European law states citizens from other EU countries must be treated equally, which includes access to benefits.
But German law grants exemptions by classifying Hartz IV as a “social benefit” which can be denied to EU citizens rather than a “special benefit” which cannot be.
It means EU migrants who are in Germany but are not seeking work are excluded from claiming unemployment benefits.
It is the latest in a series of contentious benefit cases.
In January, the EU Commission stated jobless migrants should be able to claim German unemployment benefits in a case being heard at the European Court over a Romanian woman who was denied Hartz IV by a job centre in Leipzig.

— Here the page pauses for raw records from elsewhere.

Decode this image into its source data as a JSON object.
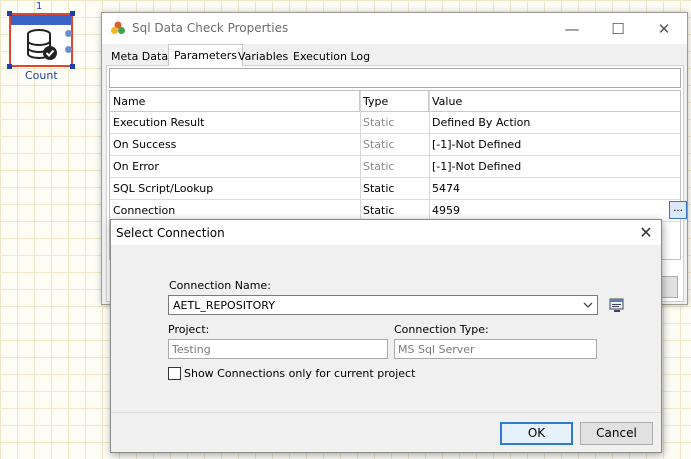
{
  "canvas": {
    "node_index": "1",
    "node_label": "Count"
  },
  "window": {
    "title": "Sql Data Check Properties",
    "minimize_glyph": "—",
    "maximize_glyph": "☐",
    "close_glyph": "✕"
  },
  "tabs": [
    "Meta Data",
    "Parameters",
    "Variables",
    "Execution Log"
  ],
  "grid": {
    "headers": [
      "Name",
      "Type",
      "Value"
    ],
    "rows": [
      {
        "name": "Execution Result",
        "type": "Static",
        "value": "Defined By Action",
        "muted_type": true
      },
      {
        "name": "On Success",
        "type": "Static",
        "value": "[-1]-Not Defined",
        "muted_type": true
      },
      {
        "name": "On Error",
        "type": "Static",
        "value": "[-1]-Not Defined",
        "muted_type": true
      },
      {
        "name": "SQL Script/Lookup",
        "type": "Static",
        "value": "5474",
        "muted_type": false
      },
      {
        "name": "Connection",
        "type": "Static",
        "value": "4959",
        "muted_type": false
      }
    ],
    "ellipsis_label": "..."
  },
  "dialog": {
    "title": "Select Connection",
    "close_glyph": "✕",
    "connection_name_label": "Connection Name:",
    "connection_name_value": "AETL_REPOSITORY",
    "project_label": "Project:",
    "project_value": "Testing",
    "connection_type_label": "Connection Type:",
    "connection_type_value": "MS Sql Server",
    "show_connections_label": "Show Connections only for current project",
    "show_connections_checked": false,
    "ok_label": "OK",
    "cancel_label": "Cancel"
  },
  "colors": {
    "node_border": "#e0462b",
    "node_header": "#3a63c8",
    "selection": "#1f3fa6",
    "ok_border": "#2f7bd0"
  },
  "icons": [
    "database-check-icon",
    "window-app-icon",
    "connection-settings-icon",
    "chevron-down-icon",
    "close-icon"
  ]
}
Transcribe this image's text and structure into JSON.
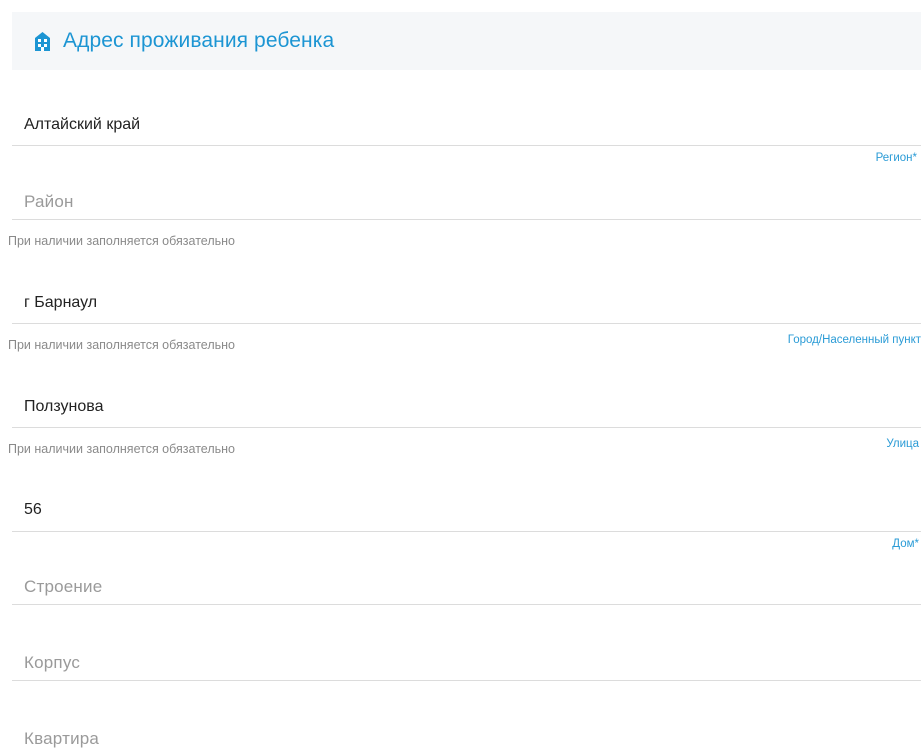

The most recent case heard on Thursday involved a Spanish couple who have lived in North Rhine-Westphalia since July 2013 with their four children. They have survived off child benefits and minor jobs.
A job centre in Iserlohn denied them Hartz IV, but the Dortmund court granted the family €1,033 a month, adding that it had “serious doubts” about the compatibility of the German law, which allows people to be excluded from Hartz IV, with EU laws on freedom of movement.
The case comes amid a heated debate in Germany over immigrants’ access to the country’s generous welfare state.
Travel and work restrictions were lifted on Bulgarians and Romanians on January 1st this year allowing them to live and work in Germany like any other EU citizen. It prompted fears of a flood of claims for benefits from eastern Europeans.
Official figures on the numbers of Bulgarians and Romanians to arrive since January 1st have yet to be published.
But data released by the Federal Employment Office this week showed an increase of 48 percent in the number of Bulgarians and Romanians claiming unemployment benefit in September 2013, compared with the year before.